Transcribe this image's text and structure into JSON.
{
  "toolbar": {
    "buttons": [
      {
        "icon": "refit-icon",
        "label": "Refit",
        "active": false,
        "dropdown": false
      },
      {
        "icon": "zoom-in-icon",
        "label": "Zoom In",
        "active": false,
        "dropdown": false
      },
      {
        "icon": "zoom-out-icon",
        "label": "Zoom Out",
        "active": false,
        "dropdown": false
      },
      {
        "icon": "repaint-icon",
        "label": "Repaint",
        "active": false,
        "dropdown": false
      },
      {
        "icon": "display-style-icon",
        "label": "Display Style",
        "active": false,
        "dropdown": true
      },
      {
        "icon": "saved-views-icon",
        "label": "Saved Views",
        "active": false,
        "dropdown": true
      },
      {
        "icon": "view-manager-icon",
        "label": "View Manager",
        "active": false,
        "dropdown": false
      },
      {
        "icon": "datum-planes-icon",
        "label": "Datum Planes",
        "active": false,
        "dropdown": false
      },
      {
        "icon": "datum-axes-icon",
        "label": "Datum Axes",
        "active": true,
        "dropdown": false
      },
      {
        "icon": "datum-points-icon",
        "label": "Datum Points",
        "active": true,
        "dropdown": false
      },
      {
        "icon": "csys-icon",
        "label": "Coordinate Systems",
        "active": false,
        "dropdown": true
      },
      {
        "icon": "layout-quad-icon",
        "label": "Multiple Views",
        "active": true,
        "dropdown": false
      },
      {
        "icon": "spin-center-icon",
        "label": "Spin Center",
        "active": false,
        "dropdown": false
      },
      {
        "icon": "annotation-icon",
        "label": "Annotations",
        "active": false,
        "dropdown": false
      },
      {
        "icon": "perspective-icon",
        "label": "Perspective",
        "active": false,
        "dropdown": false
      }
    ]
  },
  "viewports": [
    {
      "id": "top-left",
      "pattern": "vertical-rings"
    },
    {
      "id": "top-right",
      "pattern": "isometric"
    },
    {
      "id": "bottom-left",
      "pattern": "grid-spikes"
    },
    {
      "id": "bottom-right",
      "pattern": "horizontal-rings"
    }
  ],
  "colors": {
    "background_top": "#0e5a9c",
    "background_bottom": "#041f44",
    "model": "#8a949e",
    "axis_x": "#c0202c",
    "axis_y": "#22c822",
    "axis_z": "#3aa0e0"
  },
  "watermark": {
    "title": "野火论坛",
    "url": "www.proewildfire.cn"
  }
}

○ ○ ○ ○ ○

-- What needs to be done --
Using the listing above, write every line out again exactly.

-- Exercise answer --
Transcribe this image's text and structure into JSON.
{
  "toolbar": {
    "buttons": [
      {
        "icon": "refit-icon",
        "label": "Refit",
        "active": false,
        "dropdown": false
      },
      {
        "icon": "zoom-in-icon",
        "label": "Zoom In",
        "active": false,
        "dropdown": false
      },
      {
        "icon": "zoom-out-icon",
        "label": "Zoom Out",
        "active": false,
        "dropdown": false
      },
      {
        "icon": "repaint-icon",
        "label": "Repaint",
        "active": false,
        "dropdown": false
      },
      {
        "icon": "display-style-icon",
        "label": "Display Style",
        "active": false,
        "dropdown": true
      },
      {
        "icon": "saved-views-icon",
        "label": "Saved Views",
        "active": false,
        "dropdown": true
      },
      {
        "icon": "view-manager-icon",
        "label": "View Manager",
        "active": false,
        "dropdown": false
      },
      {
        "icon": "datum-planes-icon",
        "label": "Datum Planes",
        "active": false,
        "dropdown": false
      },
      {
        "icon": "datum-axes-icon",
        "label": "Datum Axes",
        "active": true,
        "dropdown": false
      },
      {
        "icon": "datum-points-icon",
        "label": "Datum Points",
        "active": true,
        "dropdown": false
      },
      {
        "icon": "csys-icon",
        "label": "Coordinate Systems",
        "active": false,
        "dropdown": true
      },
      {
        "icon": "layout-quad-icon",
        "label": "Multiple Views",
        "active": true,
        "dropdown": false
      },
      {
        "icon": "spin-center-icon",
        "label": "Spin Center",
        "active": false,
        "dropdown": false
      },
      {
        "icon": "annotation-icon",
        "label": "Annotations",
        "active": false,
        "dropdown": false
      },
      {
        "icon": "perspective-icon",
        "label": "Perspective",
        "active": false,
        "dropdown": false
      }
    ]
  },
  "viewports": [
    {
      "id": "top-left",
      "pattern": "vertical-rings"
    },
    {
      "id": "top-right",
      "pattern": "isometric"
    },
    {
      "id": "bottom-left",
      "pattern": "grid-spikes"
    },
    {
      "id": "bottom-right",
      "pattern": "horizontal-rings"
    }
  ],
  "colors": {
    "background_top": "#0e5a9c",
    "background_bottom": "#041f44",
    "model": "#8a949e",
    "axis_x": "#c0202c",
    "axis_y": "#22c822",
    "axis_z": "#3aa0e0"
  },
  "watermark": {
    "title": "野火论坛",
    "url": "www.proewildfire.cn"
  }
}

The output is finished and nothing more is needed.